Embarrassing fact: I never learned my math facts as a child. I didn’t learn them until I started drilling JellyMan!
So I bought Math-It, and I went with the timeless ”you will learn this and you will learn it right now or else” approach to teaching. Math-It is a little program designed to teach children their math facts and how to figure quickly and accurately. It’s supposed to be fun. It isn’t really, unless you’re the sort of person who thinks it’s fun to beat your own time record in anything from the 300 meter dash to how many boogers you can pick in 30 seconds. No matter, though. JellyMan knew his math facts cold inside a week, and that’s all I cared about. He could also add a page long column of six digit numbers quickly and accurately without having to count on his fingers. He could also double any number without thinking much about it and he could subtract any number from any other number without error. All this in a week! Anemone had the same success a few years later, only we were starting from scratch so it took her a normal school year to learn the material.
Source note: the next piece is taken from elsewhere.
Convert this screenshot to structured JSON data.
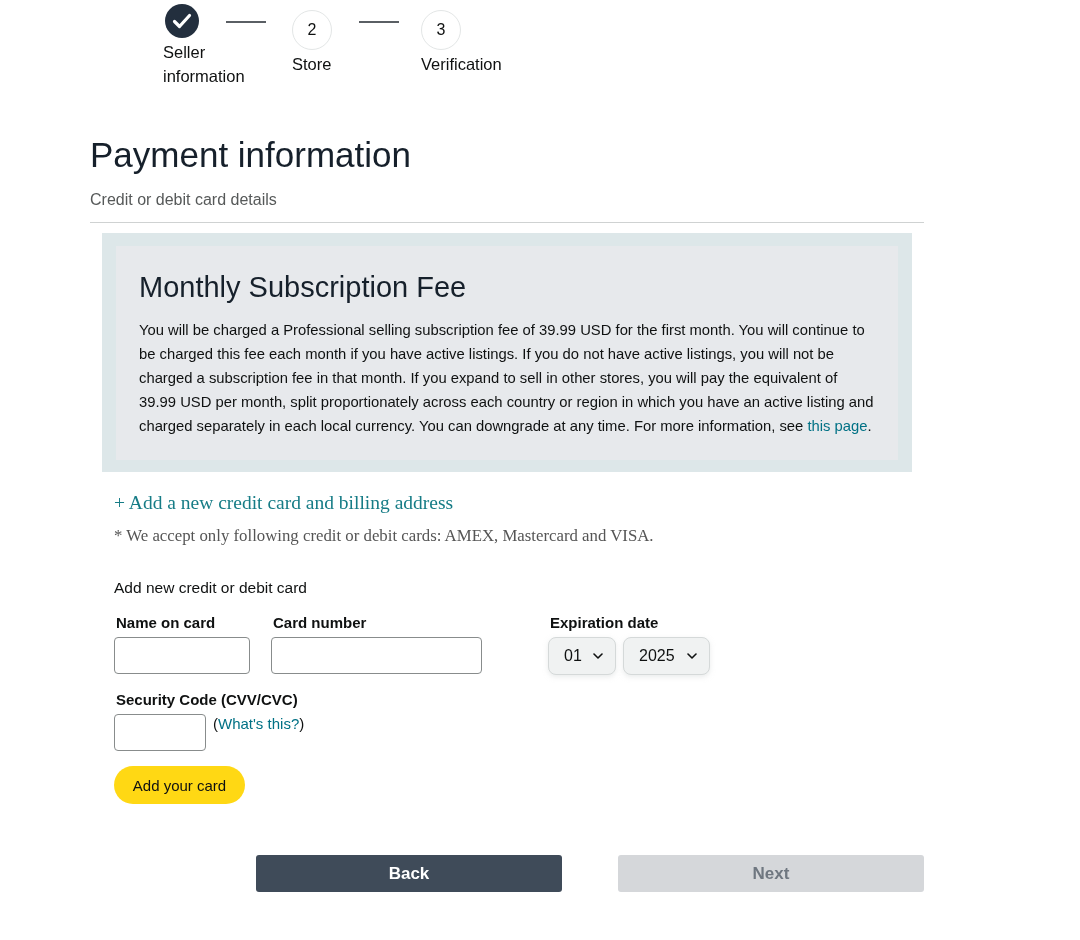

I bought the basic Math-It kit from the Elijah Company way back when. (They are no longer selling curriculum, but they still have a website with free homeschooling articles and inspirational home-business materials for purchase.) Basic Math-It comes with a guide book for use with Pre Math-It, Math-It, and Advanced Math-It, a booklet called “How Stevie Learned His Math” and three math fact card games called Addit, Dubblit, and Timzit. (Don’t ask about the spelling, because I just don’t know.) It also came with an audio cassette, but I don’t remember what is on it. I remember listening to it once and not particularly liking it, so I never used it again.
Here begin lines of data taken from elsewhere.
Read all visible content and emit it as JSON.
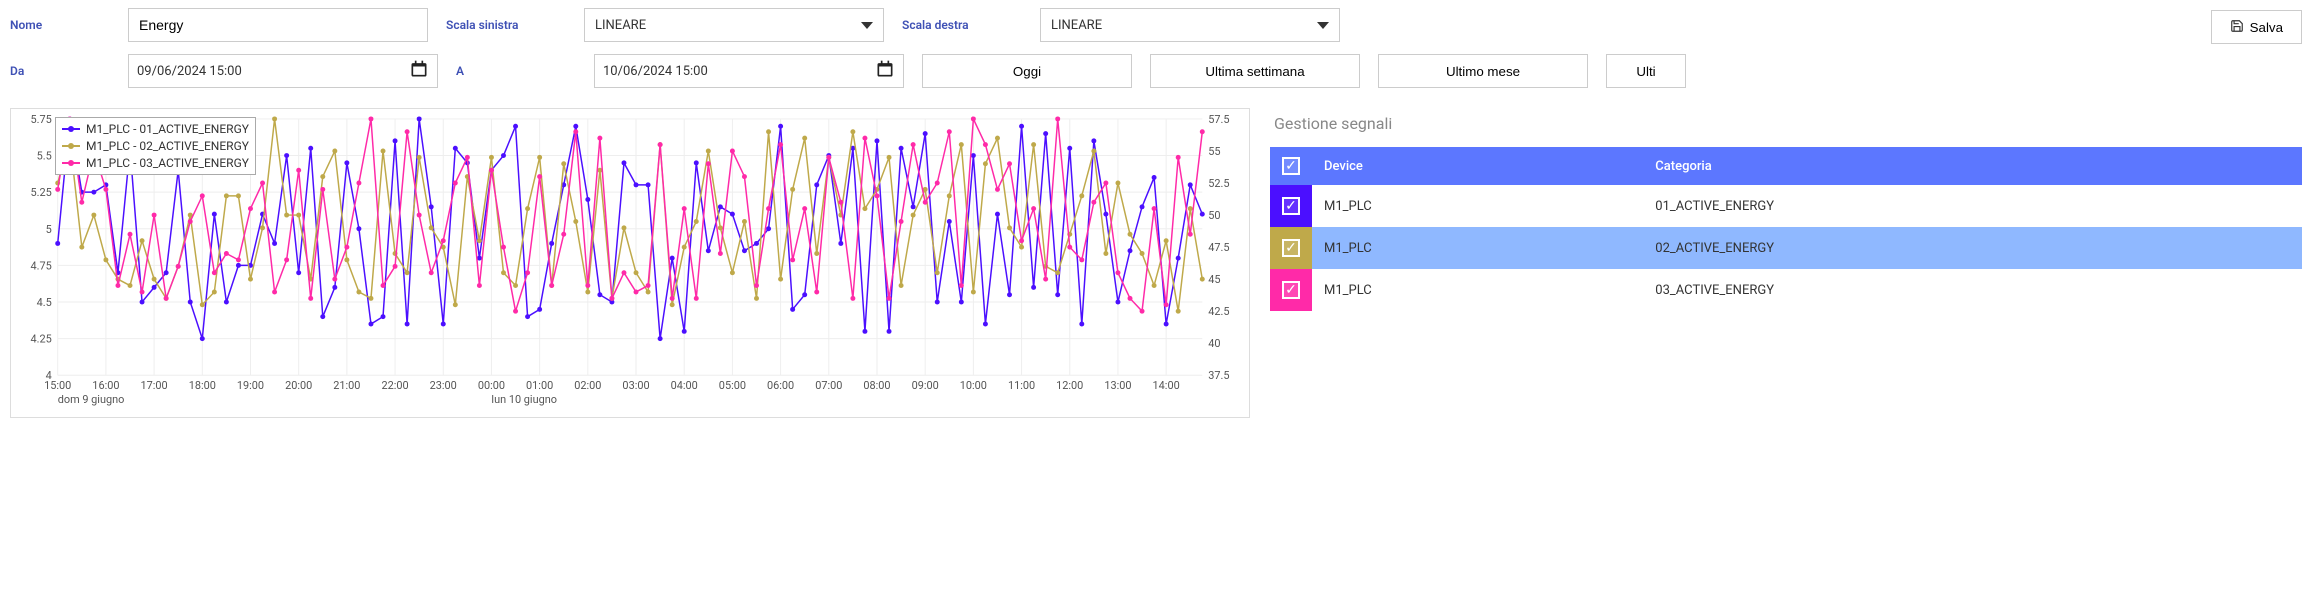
{
  "labels": {
    "nome": "Nome",
    "scala_sinistra": "Scala sinistra",
    "scala_destra": "Scala destra",
    "da": "Da",
    "a": "A",
    "salva": "Salva",
    "oggi": "Oggi",
    "ultima_settimana": "Ultima settimana",
    "ultimo_mese": "Ultimo mese",
    "ultimo": "Ulti",
    "gestione_segnali": "Gestione segnali",
    "device": "Device",
    "categoria": "Categoria"
  },
  "values": {
    "nome": "Energy",
    "scala_sinistra_sel": "LINEARE",
    "scala_destra_sel": "LINEARE",
    "da": "09/06/2024 15:00",
    "a": "10/06/2024 15:00"
  },
  "signals": [
    {
      "device": "M1_PLC",
      "categoria": "01_ACTIVE_ENERGY",
      "color": "#4b0fff",
      "checked": true
    },
    {
      "device": "M1_PLC",
      "categoria": "02_ACTIVE_ENERGY",
      "color": "#bfa94a",
      "checked": true
    },
    {
      "device": "M1_PLC",
      "categoria": "03_ACTIVE_ENERGY",
      "color": "#ff2aa8",
      "checked": true
    }
  ],
  "chart_data": {
    "type": "line",
    "title": "",
    "xlabel": "",
    "ylabel_left": "",
    "ylabel_right": "",
    "ylim_left": [
      4.0,
      5.75
    ],
    "ylim_right": [
      37.5,
      57.5
    ],
    "x_date_labels": [
      "dom 9 giugno",
      "lun 10 giugno"
    ],
    "x_ticks": [
      "15:00",
      "16:00",
      "17:00",
      "18:00",
      "19:00",
      "20:00",
      "21:00",
      "22:00",
      "23:00",
      "00:00",
      "01:00",
      "02:00",
      "03:00",
      "04:00",
      "05:00",
      "06:00",
      "07:00",
      "08:00",
      "09:00",
      "10:00",
      "11:00",
      "12:00",
      "13:00",
      "14:00"
    ],
    "left_ticks": [
      4.0,
      4.25,
      4.5,
      4.75,
      5.0,
      5.25,
      5.5,
      5.75
    ],
    "right_ticks": [
      37.5,
      40,
      42.5,
      45,
      47.5,
      50,
      52.5,
      55,
      57.5
    ],
    "x": [
      0,
      1,
      2,
      3,
      4,
      5,
      6,
      7,
      8,
      9,
      10,
      11,
      12,
      13,
      14,
      15,
      16,
      17,
      18,
      19,
      20,
      21,
      22,
      23,
      24,
      25,
      26,
      27,
      28,
      29,
      30,
      31,
      32,
      33,
      34,
      35,
      36,
      37,
      38,
      39,
      40,
      41,
      42,
      43,
      44,
      45,
      46,
      47,
      48,
      49,
      50,
      51,
      52,
      53,
      54,
      55,
      56,
      57,
      58,
      59,
      60,
      61,
      62,
      63,
      64,
      65,
      66,
      67,
      68,
      69,
      70,
      71,
      72,
      73,
      74,
      75,
      76,
      77,
      78,
      79,
      80,
      81,
      82,
      83,
      84,
      85,
      86,
      87,
      88,
      89,
      90,
      91,
      92,
      93,
      94,
      95
    ],
    "legend": [
      "M1_PLC - 01_ACTIVE_ENERGY",
      "M1_PLC - 02_ACTIVE_ENERGY",
      "M1_PLC - 03_ACTIVE_ENERGY"
    ],
    "series": [
      {
        "name": "M1_PLC - 01_ACTIVE_ENERGY",
        "color": "#4b0fff",
        "axis": "left",
        "values": [
          4.9,
          5.75,
          5.25,
          5.25,
          5.3,
          4.7,
          5.55,
          4.5,
          4.6,
          4.7,
          5.4,
          4.5,
          4.25,
          5.1,
          4.5,
          4.75,
          4.75,
          5.1,
          4.9,
          5.5,
          4.7,
          5.55,
          4.4,
          4.6,
          5.45,
          5.0,
          4.35,
          4.4,
          5.6,
          4.35,
          5.75,
          5.15,
          4.35,
          5.55,
          5.45,
          4.8,
          5.4,
          5.5,
          5.7,
          4.4,
          4.45,
          4.9,
          5.3,
          5.7,
          5.2,
          4.55,
          4.5,
          5.45,
          5.3,
          5.3,
          4.25,
          4.8,
          4.3,
          5.45,
          4.85,
          5.15,
          5.1,
          4.85,
          4.9,
          5.0,
          5.7,
          4.45,
          4.55,
          5.3,
          5.5,
          4.9,
          5.55,
          4.3,
          5.6,
          4.3,
          5.55,
          5.15,
          5.65,
          4.5,
          5.05,
          4.5,
          5.5,
          4.35,
          5.1,
          4.55,
          5.7,
          4.6,
          5.65,
          4.55,
          5.55,
          4.35,
          5.6,
          5.1,
          4.5,
          4.85,
          5.15,
          5.35,
          4.35,
          4.8,
          5.3,
          5.1
        ]
      },
      {
        "name": "M1_PLC - 02_ACTIVE_ENERGY",
        "color": "#bfa94a",
        "axis": "right",
        "values": [
          52.5,
          56.0,
          47.5,
          50.0,
          46.5,
          45.0,
          44.5,
          48.0,
          45.0,
          43.5,
          46.0,
          50.0,
          43.0,
          44.0,
          51.5,
          51.5,
          45.0,
          49.0,
          57.5,
          50.0,
          50.0,
          45.0,
          53.0,
          55.0,
          46.5,
          44.0,
          43.5,
          55.0,
          47.0,
          45.5,
          54.5,
          49.0,
          47.5,
          43.0,
          53.0,
          48.0,
          54.5,
          45.5,
          44.5,
          50.5,
          54.5,
          44.5,
          54.0,
          49.5,
          44.0,
          53.5,
          43.5,
          49.0,
          45.5,
          44.0,
          55.5,
          43.0,
          47.5,
          49.5,
          55.0,
          49.0,
          45.5,
          49.5,
          43.5,
          56.5,
          45.0,
          52.0,
          56.0,
          47.0,
          54.5,
          50.0,
          56.5,
          50.5,
          52.0,
          54.5,
          44.5,
          50.0,
          52.0,
          45.5,
          51.5,
          55.5,
          44.0,
          54.0,
          56.0,
          49.0,
          47.5,
          55.5,
          46.0,
          45.5,
          48.5,
          51.5,
          55.0,
          47.0,
          52.5,
          48.5,
          47.0,
          44.5,
          48.0,
          42.5,
          50.5,
          45.0
        ]
      },
      {
        "name": "M1_PLC - 03_ACTIVE_ENERGY",
        "color": "#ff2aa8",
        "axis": "right",
        "values": [
          52.0,
          57.5,
          51.0,
          55.0,
          52.0,
          44.5,
          48.5,
          44.0,
          50.0,
          43.5,
          46.0,
          49.5,
          51.5,
          45.5,
          47.0,
          46.5,
          50.5,
          52.5,
          44.0,
          46.5,
          53.5,
          43.5,
          52.0,
          45.0,
          47.5,
          52.5,
          57.5,
          44.5,
          46.0,
          56.5,
          50.0,
          45.5,
          48.0,
          52.5,
          54.5,
          44.5,
          53.5,
          47.5,
          42.5,
          45.5,
          53.0,
          44.5,
          48.5,
          56.5,
          44.5,
          56.0,
          43.5,
          45.5,
          44.0,
          44.5,
          55.5,
          43.5,
          50.5,
          43.5,
          54.0,
          47.0,
          55.0,
          53.0,
          44.5,
          50.5,
          55.5,
          46.5,
          50.5,
          44.0,
          54.5,
          51.0,
          43.5,
          56.0,
          51.5,
          43.5,
          49.5,
          55.5,
          51.0,
          52.5,
          56.5,
          44.5,
          57.5,
          55.5,
          52.0,
          54.0,
          48.0,
          50.5,
          45.0,
          57.5,
          47.5,
          46.5,
          51.0,
          52.5,
          45.5,
          43.5,
          42.5,
          50.5,
          43.0,
          54.5,
          48.5,
          56.5
        ]
      }
    ]
  }
}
The above picture is of the Timzit game. The Addit and Dubblit games look much the same, so I won’t bother posting pictures of those. I have just one complaint about the materials - the little cards just don’t hold up to the abuse a couple of six and seven year olds can inflict on them. I was always having to replace cards. It would be much better if the cards were laminated. If I were going to buy this set again, I would laminate the cards myself right away.
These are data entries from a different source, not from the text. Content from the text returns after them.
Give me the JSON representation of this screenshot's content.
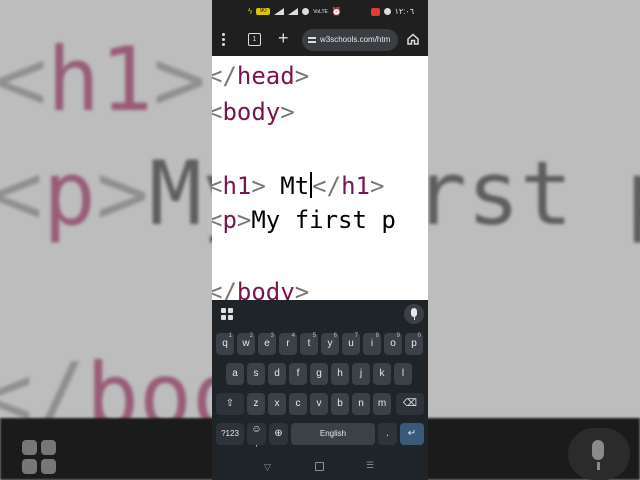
{
  "background": {
    "code_lines": [
      {
        "tag_open": "<",
        "keyword": "h1",
        "tag_close": ">"
      },
      {
        "tag_open": "<",
        "keyword": "p",
        "tag_close": ">",
        "text": "My first p"
      },
      {
        "tag_open": "</",
        "keyword": "boo",
        "tag_close": ""
      }
    ]
  },
  "status_bar": {
    "battery_label": "90",
    "network_label": "VoLTE",
    "time": "١٢:٠٦"
  },
  "browser": {
    "url": "w3schools.com/htm",
    "tab_count": "1",
    "new_tab_symbol": "+"
  },
  "code_editor": {
    "line1": {
      "tag_open": "</",
      "keyword": "head",
      "tag_close": ">"
    },
    "line2": {
      "tag_open": "<",
      "keyword": "body",
      "tag_close": ">"
    },
    "line3": {
      "open_a": "<",
      "open_kw": "h1",
      "open_b": ">",
      "text": " Mt",
      "close_a": "</",
      "close_kw": "h1",
      "close_b": ">"
    },
    "line4": {
      "tag_open": "<",
      "keyword": "p",
      "tag_close": ">",
      "text": "My first p"
    },
    "line5": {
      "tag_open": "</",
      "keyword": "body",
      "tag_close": ">"
    }
  },
  "keyboard": {
    "row1": [
      {
        "label": "q",
        "hint": "1"
      },
      {
        "label": "w",
        "hint": "2"
      },
      {
        "label": "e",
        "hint": "3"
      },
      {
        "label": "r",
        "hint": "4"
      },
      {
        "label": "t",
        "hint": "5"
      },
      {
        "label": "y",
        "hint": "6"
      },
      {
        "label": "u",
        "hint": "7"
      },
      {
        "label": "i",
        "hint": "8"
      },
      {
        "label": "o",
        "hint": "9"
      },
      {
        "label": "p",
        "hint": "0"
      }
    ],
    "row2": [
      "a",
      "s",
      "d",
      "f",
      "g",
      "h",
      "j",
      "k",
      "l"
    ],
    "row3": [
      "z",
      "x",
      "c",
      "v",
      "b",
      "n",
      "m"
    ],
    "shift_symbol": "⇧",
    "backspace_symbol": "⌫",
    "symbols_label": "?123",
    "emoji_symbol": "☺",
    "emoji_sub": ",",
    "globe_symbol": "⊕",
    "space_label": "English",
    "period_label": ".",
    "enter_symbol": "↵"
  },
  "nav_bar": {
    "back_symbol": "▽",
    "recent_symbol": "☰"
  }
}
I consider the real gem of this program to be the “How Stevie Learned His Math” booklet. It is written as if the instructor is speaking directly to a child, and it blew my little mind. So this is how my grandparents can figure so quickly in their heads! I chucked all the basic math I learned in elementary school and now I do it his way. It’s so much quicker and easier. The Guide Book is good, too – it sums up what kids “should” know by what grade up to grade 8, and serves as a quick refresher course for those of us who spaced out on math the first time around. (I’m betting there are a lot of us!) There aren’t any worksheets; if you want your child to practice on paper you’ll have to make your own. We frequently used a whiteboard.
I’ve hung onto Math-It over the years because I always planned on purchasing Advanced Math-It as a refresher course before starting algebra. I forgot, of course, and JellyMan has gone on to algebra without it, but he doesn’t seem to be suffering for it. I could go ahead and buy it and then take a Math-It vacation. I’m sure the kids would enjoy a week away from Saxon – I know I would.